* What to produce *
List all the lines in these records that hold "name".

++++ Supplied material ++++

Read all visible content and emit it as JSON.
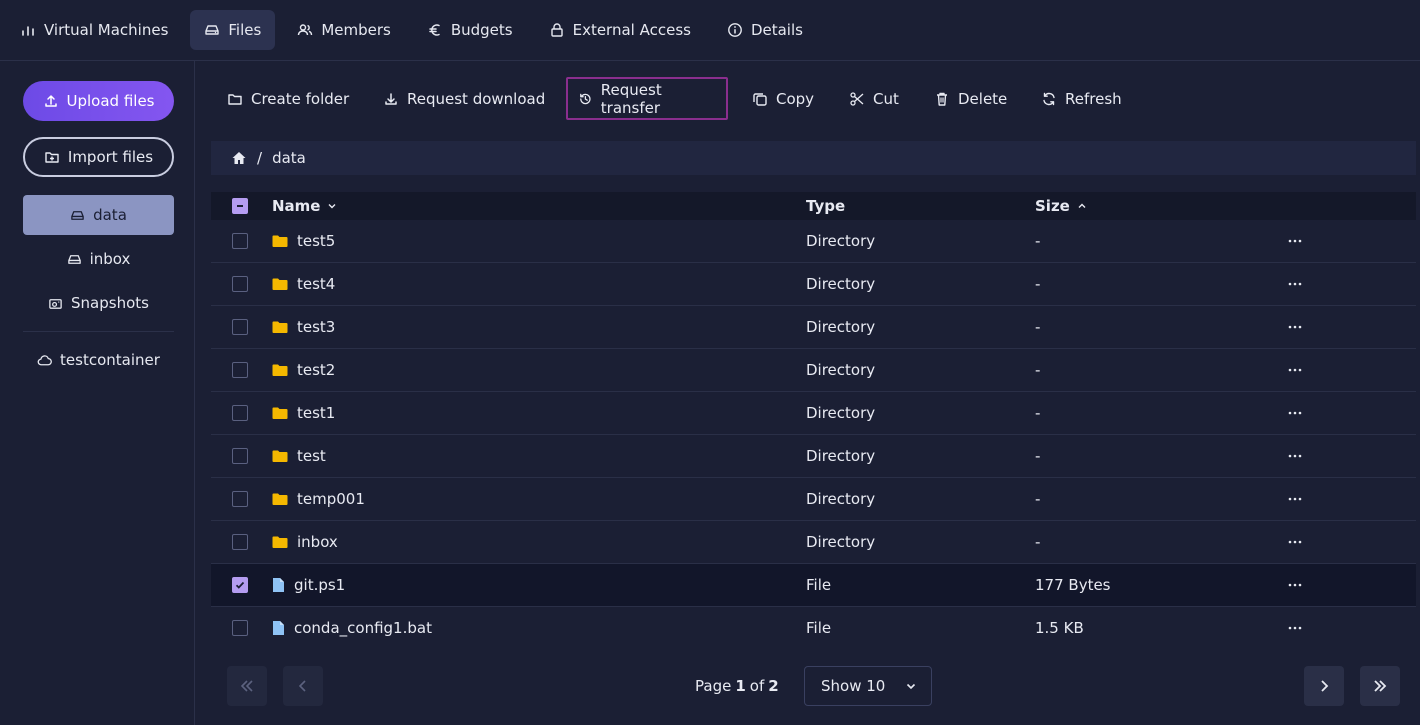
{
  "nav": {
    "tabs": [
      {
        "label": "Virtual Machines",
        "icon": "bar-chart-icon"
      },
      {
        "label": "Files",
        "icon": "drive-icon",
        "active": true
      },
      {
        "label": "Members",
        "icon": "users-icon"
      },
      {
        "label": "Budgets",
        "icon": "euro-icon"
      },
      {
        "label": "External Access",
        "icon": "lock-icon"
      },
      {
        "label": "Details",
        "icon": "info-icon"
      }
    ]
  },
  "sidebar": {
    "upload_label": "Upload files",
    "import_label": "Import files",
    "items": [
      {
        "label": "data",
        "icon": "drive-icon",
        "active": true
      },
      {
        "label": "inbox",
        "icon": "drive-icon"
      },
      {
        "label": "Snapshots",
        "icon": "snapshot-icon"
      },
      {
        "label": "testcontainer",
        "icon": "cloud-icon"
      }
    ]
  },
  "toolbar": {
    "create_folder": "Create folder",
    "request_download": "Request download",
    "request_transfer": "Request transfer",
    "copy": "Copy",
    "cut": "Cut",
    "delete": "Delete",
    "refresh": "Refresh"
  },
  "breadcrumb": {
    "separator": "/",
    "current": "data"
  },
  "table": {
    "headers": {
      "name": "Name",
      "type": "Type",
      "size": "Size"
    },
    "rows": [
      {
        "name": "test5",
        "type": "Directory",
        "size": "-",
        "kind": "folder",
        "selected": false
      },
      {
        "name": "test4",
        "type": "Directory",
        "size": "-",
        "kind": "folder",
        "selected": false
      },
      {
        "name": "test3",
        "type": "Directory",
        "size": "-",
        "kind": "folder",
        "selected": false
      },
      {
        "name": "test2",
        "type": "Directory",
        "size": "-",
        "kind": "folder",
        "selected": false
      },
      {
        "name": "test1",
        "type": "Directory",
        "size": "-",
        "kind": "folder",
        "selected": false
      },
      {
        "name": "test",
        "type": "Directory",
        "size": "-",
        "kind": "folder",
        "selected": false
      },
      {
        "name": "temp001",
        "type": "Directory",
        "size": "-",
        "kind": "folder",
        "selected": false
      },
      {
        "name": "inbox",
        "type": "Directory",
        "size": "-",
        "kind": "folder",
        "selected": false
      },
      {
        "name": "git.ps1",
        "type": "File",
        "size": "177 Bytes",
        "kind": "file",
        "selected": true
      },
      {
        "name": "conda_config1.bat",
        "type": "File",
        "size": "1.5 KB",
        "kind": "file",
        "selected": false
      }
    ]
  },
  "pager": {
    "page_prefix": "Page",
    "page_current": "1",
    "page_of": "of",
    "page_total": "2",
    "show_label": "Show 10"
  },
  "colors": {
    "background": "#1b1f34",
    "accent": "#7a50ec",
    "folder": "#f5b800",
    "file": "#8fc3f5",
    "checkbox": "#b49cf0",
    "highlight_border": "#8a2e8e"
  }
}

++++

* Response to the task *
      "name": "Name",
        "name": "test5",
        "name": "test4",
        "name": "test3",
        "name": "test2",
        "name": "test1",
        "name": "test",
        "name": "temp001",
        "name": "inbox",
        "name": "git.ps1",
        "name": "conda_config1.bat",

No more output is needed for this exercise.